After getting in touch with Dr. Muhammad Adil Raees, the NMR Facility Manager, he gave an account of how his research involves the isolation of natural products from medicinal plants and their structural characterization using both NMR and mass spectroscopic techniques. He further described how a three-month long internship at the NMR facility at the University of Karachi sparked his interest for the first time, and that even after ten years of working with this marvellous machine how each day is replete with the surprise of uncovering the veiled through the eye of the NMR. When questioned about the favorite aspect of his work, he conveyed that it was supervising and supporting the operation of the NMR laboratory as well as aiding students to run experiments with the spectrometer. While working with NMR is technically demanding of expertise, experience, and knowledge for proper upkeep, he proudly exclaimed that they have successfully maintained this facility ever since its induction and strive to continue doing so. In the very near future, he wishes for students and researchers from other institutes to also have the opportunity to inculcate this instrument in their work in order to not only improve the education standards of Pakistan, but to also establish quality research in areas of structural biology, drug discovery, vaccine development, metabolomics, and synthetic chemistry.

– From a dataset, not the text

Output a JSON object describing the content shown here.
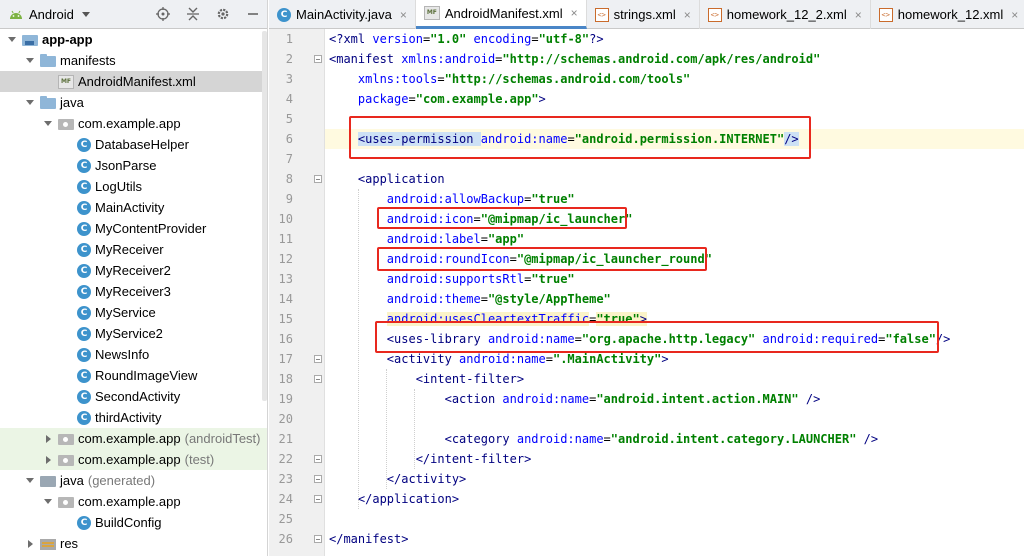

In an interview with Dr. Syed Shahzad-ul-Hussan, an Associate Professor at the Department of Biology and part of the NMR core team, he expressed that he had had a great time supervising the keen interns during their training. He explained that he initially came across the NMR spectroscopy during his MPhil and later during his PhD in Bio-organic Chemistry at the University of Luebeck, Germany, where his advisor encouraged his interest in discovering answers on the atomic level. He fondly remembers how deeply engrossed he was in trying to solve the structure of a protein during his Postdoc, that his supervisor would come in the evening to say, "Go home now!", because 15-16 hours would have passed without Dr. Shahzad noticing. And this is exactly what he loves about his work – discovering the structural basis of a biological process because it gives a real picture. Using the NMR has been such an exceptional experience that it has become an integral part of his career. His research centres around drug discovery against viruses and comprehending the cross talk between viruses and the human immune system to subsequently obtain the necessary information for designing vaccines. He elucidated that NMR spectroscopy is crucial for this in several ways: to identify new molecules from nature as potential antiviral agents, to determine the structure of such compounds, to study the atomic level interactions between the drug and its viral target and then to further optimize their efficacy, and besides this, the structural and dynamic studies of protein and glycans can also aid in answering important biological questions of molecular recognition.
So, the next time you come across the NMR spectrometer, I hope you find to it to be a glorious example of human ingenuity and innovation; with each piece of data bringing clarity to the jigsaw puzzle of scientific questions and conundrums, and that this remarkable contraption inspires you to join the NMR bandwagon.
This story is submitted by Sitara Hassan belongs from the first cohort of the Carl Sagan Write-for-Science initiative taken by the Dean's Office Science Communication Cell at SBASSE, she is also working as a Research Assistant at the Department of Biology.